…doing more maintenance is not necessarily a good thing as human factors risks are exposed every time maintenance is performed. Doing the right maintenance at the highest optimized effective interval based on a robust data analysis should be an operator’s ultimate goal to flying a safe, reliable and cost-effective fleet.”
– Federal Aviation Authority (FAA)
The MRBR/MPD is applicable to a fleet operating worldwide and is intentionally designed to support every operator: new airlines with no fleet experience, airlines operating in extreme operational environments, operators without robust regulatory oversight, and sophisticated operators in highly regulated, moderate operational environments – in effect a ‘one size fits all’ approach.
Operators following the MRBR’s intentionally restrictive program requirements will not be optimized to their unique operation and environment.
The FAA explicitly provides for a different philosophy than that which underpins the OEM MRB. Chapter 6 requires U.S. operators analyze their own data and make program changes and employ a customized strategy. It is the operator’s responsibility to effectively package MRBR/MPD tasks and intervals into a program for the full life of their fleet. Customized programs are then reviewed and approved by the FAA.
The distinction between a customized program and an optimized program is important. Customized is defined as ‘modified to suit a particular individual or task’ and mandated by the FAA. Optimized is defined as ‘make the best or most effective use of something’ – an opportunity available only to those who customize.
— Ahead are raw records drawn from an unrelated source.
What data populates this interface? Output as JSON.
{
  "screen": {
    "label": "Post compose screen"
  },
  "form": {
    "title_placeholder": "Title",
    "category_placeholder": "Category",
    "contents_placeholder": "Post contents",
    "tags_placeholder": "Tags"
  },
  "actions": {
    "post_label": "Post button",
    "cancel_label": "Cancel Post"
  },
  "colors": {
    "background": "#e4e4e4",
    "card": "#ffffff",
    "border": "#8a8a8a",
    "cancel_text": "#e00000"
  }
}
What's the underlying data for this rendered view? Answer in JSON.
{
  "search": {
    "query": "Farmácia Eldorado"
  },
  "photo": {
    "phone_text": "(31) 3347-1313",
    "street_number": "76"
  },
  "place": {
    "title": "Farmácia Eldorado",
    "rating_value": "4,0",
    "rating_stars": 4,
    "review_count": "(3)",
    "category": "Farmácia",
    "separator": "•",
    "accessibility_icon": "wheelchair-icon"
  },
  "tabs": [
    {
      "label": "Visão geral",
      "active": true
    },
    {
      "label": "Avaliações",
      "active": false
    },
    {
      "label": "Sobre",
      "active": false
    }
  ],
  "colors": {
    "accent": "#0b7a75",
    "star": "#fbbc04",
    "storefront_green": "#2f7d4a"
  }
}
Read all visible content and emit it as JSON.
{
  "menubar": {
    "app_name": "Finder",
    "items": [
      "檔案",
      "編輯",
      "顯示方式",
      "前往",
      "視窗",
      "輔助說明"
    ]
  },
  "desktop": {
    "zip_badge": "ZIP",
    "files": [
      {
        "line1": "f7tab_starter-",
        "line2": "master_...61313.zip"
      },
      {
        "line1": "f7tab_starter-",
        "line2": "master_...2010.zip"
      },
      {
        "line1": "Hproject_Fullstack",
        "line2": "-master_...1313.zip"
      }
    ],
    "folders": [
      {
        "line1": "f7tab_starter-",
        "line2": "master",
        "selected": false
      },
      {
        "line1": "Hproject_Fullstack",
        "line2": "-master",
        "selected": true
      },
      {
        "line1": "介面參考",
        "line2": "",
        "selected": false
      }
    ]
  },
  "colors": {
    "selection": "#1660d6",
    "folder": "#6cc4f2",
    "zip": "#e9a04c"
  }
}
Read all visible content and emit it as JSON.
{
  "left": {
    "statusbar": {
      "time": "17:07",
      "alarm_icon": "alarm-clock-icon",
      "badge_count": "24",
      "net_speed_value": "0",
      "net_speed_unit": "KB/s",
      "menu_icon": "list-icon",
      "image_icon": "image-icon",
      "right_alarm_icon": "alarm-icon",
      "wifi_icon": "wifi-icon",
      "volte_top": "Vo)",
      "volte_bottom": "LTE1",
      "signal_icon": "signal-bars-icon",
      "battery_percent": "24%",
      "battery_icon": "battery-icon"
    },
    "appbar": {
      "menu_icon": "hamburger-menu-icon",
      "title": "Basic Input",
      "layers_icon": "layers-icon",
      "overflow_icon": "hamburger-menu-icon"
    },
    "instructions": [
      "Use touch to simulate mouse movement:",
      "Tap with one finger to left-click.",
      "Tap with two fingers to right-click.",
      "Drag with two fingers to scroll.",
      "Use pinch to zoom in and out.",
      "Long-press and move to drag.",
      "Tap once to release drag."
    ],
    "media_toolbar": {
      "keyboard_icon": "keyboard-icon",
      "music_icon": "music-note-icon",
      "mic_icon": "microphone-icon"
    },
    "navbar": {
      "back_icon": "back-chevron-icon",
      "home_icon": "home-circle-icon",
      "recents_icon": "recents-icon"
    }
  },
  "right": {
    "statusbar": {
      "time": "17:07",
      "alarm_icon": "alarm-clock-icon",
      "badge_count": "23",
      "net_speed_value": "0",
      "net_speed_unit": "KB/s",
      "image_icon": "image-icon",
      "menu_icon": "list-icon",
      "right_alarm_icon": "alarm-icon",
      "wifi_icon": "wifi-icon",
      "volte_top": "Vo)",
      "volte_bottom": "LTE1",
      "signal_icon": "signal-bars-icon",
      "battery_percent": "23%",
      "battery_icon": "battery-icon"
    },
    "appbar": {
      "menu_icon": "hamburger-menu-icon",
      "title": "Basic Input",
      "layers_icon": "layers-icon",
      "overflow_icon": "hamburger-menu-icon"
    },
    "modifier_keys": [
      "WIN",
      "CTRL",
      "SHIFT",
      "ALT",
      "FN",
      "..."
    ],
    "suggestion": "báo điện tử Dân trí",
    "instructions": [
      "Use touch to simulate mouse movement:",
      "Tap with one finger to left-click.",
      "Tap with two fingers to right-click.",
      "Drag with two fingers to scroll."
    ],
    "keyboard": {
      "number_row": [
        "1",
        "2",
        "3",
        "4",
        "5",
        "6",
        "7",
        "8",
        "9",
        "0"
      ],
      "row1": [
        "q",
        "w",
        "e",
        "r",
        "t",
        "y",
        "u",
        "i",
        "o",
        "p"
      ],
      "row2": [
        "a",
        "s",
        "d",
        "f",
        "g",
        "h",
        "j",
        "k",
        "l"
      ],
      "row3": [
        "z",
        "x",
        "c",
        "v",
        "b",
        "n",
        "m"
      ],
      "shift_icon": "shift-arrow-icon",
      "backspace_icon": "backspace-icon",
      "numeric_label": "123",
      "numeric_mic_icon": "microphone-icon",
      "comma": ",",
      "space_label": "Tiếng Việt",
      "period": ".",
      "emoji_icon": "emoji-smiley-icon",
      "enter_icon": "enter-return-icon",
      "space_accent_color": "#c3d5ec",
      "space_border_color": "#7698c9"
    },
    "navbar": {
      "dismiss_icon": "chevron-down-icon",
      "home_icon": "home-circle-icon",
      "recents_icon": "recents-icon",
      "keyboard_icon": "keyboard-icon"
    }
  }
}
Program optimization is how Maintenance and Engineering can create value.
Continuing to utilize the OEM MRB as the platform for program maintenance beyond year one for a new fleet/aircraft is sometimes justified as “the safe approach” but there is no evidence to suggest optimized programs approved by the FAA are less safe.
HOW CAN AN OPTIMIZED MAINTENANCE PROGRAM HELP YOUR AIRLINE?
The value of an optimized maintenance program to any operator is typically influenced by 5 factors:
- Fleet size
- Fleet configuration
- Fleet utilization
- Operational environment and conditions
- Experience of the Maintenance and Engineering team
The key two key questions for leaders responsible for Planning, Maintenance and Engineering, and Finance are:
1. Does your current maintenance program provide all the flexibility required to fully support flight operations?
2. Do you know if you are doing the right maintenance at the highest effective interval?
If you answered yes to either, your airline stands to benefit and should consider optimizing it’s program.